The ceremony, hosted by the reliably side-splitting Abbi Jacobson and Ilana Glazer of Broad City, reserved its major acting awards for a pair of performers with decidedly leaner Oscar chances. Not everyone was completely taken with a turtleneck-clad Paul Dano’s portrayal of fragile-minded Beach Boys frontman Brian Wilson (I count myself among this camp), but that didn’t stop him from collecting a Best Actor award. Diary of a Teenage Girl star Bel Powley has been generating quite a bit of chatter for her earnest, immodest turn as a teen leaping headfirst into a one-woman Sexual Revolution, but this year produced a bumper crop of female performances and she’s likely to be shut out at the Oscars. Regardless, she had her well-deserved moment in the sun last night when she was named Best Actress over the likes of heavyweights such as Cate Blanchett for Carol, Brie Larson for Room, and Lily Tomlin in Grandma.

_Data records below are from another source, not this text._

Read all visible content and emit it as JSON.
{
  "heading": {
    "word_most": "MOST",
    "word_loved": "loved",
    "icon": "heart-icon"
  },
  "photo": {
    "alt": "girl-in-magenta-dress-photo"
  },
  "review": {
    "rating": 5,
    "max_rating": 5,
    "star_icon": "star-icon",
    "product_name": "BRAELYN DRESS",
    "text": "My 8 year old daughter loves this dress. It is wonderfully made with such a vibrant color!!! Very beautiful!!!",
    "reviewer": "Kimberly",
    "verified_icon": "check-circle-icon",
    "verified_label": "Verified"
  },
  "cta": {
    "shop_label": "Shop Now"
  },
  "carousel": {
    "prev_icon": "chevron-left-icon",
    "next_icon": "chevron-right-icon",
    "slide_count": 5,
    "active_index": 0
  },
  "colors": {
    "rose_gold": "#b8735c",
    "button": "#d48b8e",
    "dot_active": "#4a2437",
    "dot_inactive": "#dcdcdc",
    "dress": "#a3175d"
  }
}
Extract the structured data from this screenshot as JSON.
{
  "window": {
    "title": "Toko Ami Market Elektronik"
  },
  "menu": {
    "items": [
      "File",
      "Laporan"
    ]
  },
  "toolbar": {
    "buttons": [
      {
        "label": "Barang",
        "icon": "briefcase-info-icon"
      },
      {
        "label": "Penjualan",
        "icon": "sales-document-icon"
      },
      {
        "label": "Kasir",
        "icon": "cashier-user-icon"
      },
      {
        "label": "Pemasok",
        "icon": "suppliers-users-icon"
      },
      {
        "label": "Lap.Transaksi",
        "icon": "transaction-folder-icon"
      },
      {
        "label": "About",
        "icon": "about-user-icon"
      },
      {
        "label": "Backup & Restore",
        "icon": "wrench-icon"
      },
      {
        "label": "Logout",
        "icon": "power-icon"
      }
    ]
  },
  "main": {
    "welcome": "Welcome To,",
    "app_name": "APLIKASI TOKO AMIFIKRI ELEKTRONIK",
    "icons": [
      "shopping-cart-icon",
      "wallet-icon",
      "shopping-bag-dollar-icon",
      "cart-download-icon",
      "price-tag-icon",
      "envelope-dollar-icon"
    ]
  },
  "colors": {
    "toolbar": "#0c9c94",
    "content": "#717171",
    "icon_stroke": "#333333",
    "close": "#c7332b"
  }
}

In an effort to stay fresh and vital in these times of #PeakTV and World Wide Webs, the Gothams introduced two new categories this year. The “Breakthrough Series — Long Form” award designates a standout new TV show, including those aired on streaming platforms, and the “Breakthrough Series — Short Form” shifts focus to webseries 15 minutes or shorter. Sam Esmail’s paranoid cyberthriller Mr. Robot took the Long Form prize, while Shugs and Fats, a comedy from Brooklyn-based Muslim duo Nadia Manzoor and Radhika Vaz, earned the Short Form title.
Also of particular note: The Look of Silence, Joshua Oppenheimer’s astonishing companion piece to his 2013 feature The Act of Killing (inexcusably edged out of the Oscars by the feel-good 20 Feet from Stardom), took the Best Documentary award. In a good and just world, this will be the first step on a long and decorated journey for the film that will end onstage at Hollywood’s Dolby Theatre. Same goes for Tangerine star Mya Taylor, who took the Breakthrough Actor award over fellow nominee Kitana Kiki Rodriguez, her costar in the film. Tangerine‘s ascent to legitimate awards-season player has been electrifying, in no small part due to the long overdue entry of transgender performers into the conversation. Rodriguez and Taylor, both trans women, deliver volatile performances of hidden pathos and humor in Sean Baker’s hot-blooded ramble through the seedier back alleys of L.A. This shouldn’t mark the end of their run for the title, either.